— Supplied records —
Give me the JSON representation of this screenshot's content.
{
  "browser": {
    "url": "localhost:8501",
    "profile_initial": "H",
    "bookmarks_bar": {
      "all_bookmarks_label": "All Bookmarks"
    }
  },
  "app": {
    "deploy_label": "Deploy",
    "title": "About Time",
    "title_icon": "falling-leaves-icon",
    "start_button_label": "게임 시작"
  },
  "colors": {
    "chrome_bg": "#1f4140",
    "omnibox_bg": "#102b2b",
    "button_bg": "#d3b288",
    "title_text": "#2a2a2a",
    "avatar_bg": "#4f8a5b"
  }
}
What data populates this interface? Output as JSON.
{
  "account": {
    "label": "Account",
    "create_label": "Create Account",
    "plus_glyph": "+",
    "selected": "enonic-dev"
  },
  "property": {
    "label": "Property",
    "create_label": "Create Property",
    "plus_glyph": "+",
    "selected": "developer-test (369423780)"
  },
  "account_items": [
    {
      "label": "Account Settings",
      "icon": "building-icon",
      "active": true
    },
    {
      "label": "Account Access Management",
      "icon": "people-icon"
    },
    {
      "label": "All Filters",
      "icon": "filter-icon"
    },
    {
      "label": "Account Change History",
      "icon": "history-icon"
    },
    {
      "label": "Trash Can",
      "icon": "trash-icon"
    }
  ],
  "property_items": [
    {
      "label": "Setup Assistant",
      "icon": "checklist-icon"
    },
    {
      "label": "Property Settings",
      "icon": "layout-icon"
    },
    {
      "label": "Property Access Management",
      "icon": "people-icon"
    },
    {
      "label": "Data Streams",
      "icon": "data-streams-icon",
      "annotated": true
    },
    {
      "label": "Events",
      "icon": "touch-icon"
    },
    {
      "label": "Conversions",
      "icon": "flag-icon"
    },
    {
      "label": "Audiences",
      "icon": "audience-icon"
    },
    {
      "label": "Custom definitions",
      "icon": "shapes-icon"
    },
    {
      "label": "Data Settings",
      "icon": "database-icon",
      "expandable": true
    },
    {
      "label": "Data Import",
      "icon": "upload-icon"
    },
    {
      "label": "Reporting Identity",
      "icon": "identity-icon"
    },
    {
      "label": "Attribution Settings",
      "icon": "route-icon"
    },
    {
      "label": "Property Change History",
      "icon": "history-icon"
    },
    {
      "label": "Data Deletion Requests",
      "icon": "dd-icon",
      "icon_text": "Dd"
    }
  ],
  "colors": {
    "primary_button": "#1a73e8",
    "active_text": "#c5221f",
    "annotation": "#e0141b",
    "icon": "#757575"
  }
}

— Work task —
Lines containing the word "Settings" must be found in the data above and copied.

— Expected output —
      "label": "Account Settings",
      "label": "Property Settings",
      "label": "Data Settings",
      "label": "Attribution Settings",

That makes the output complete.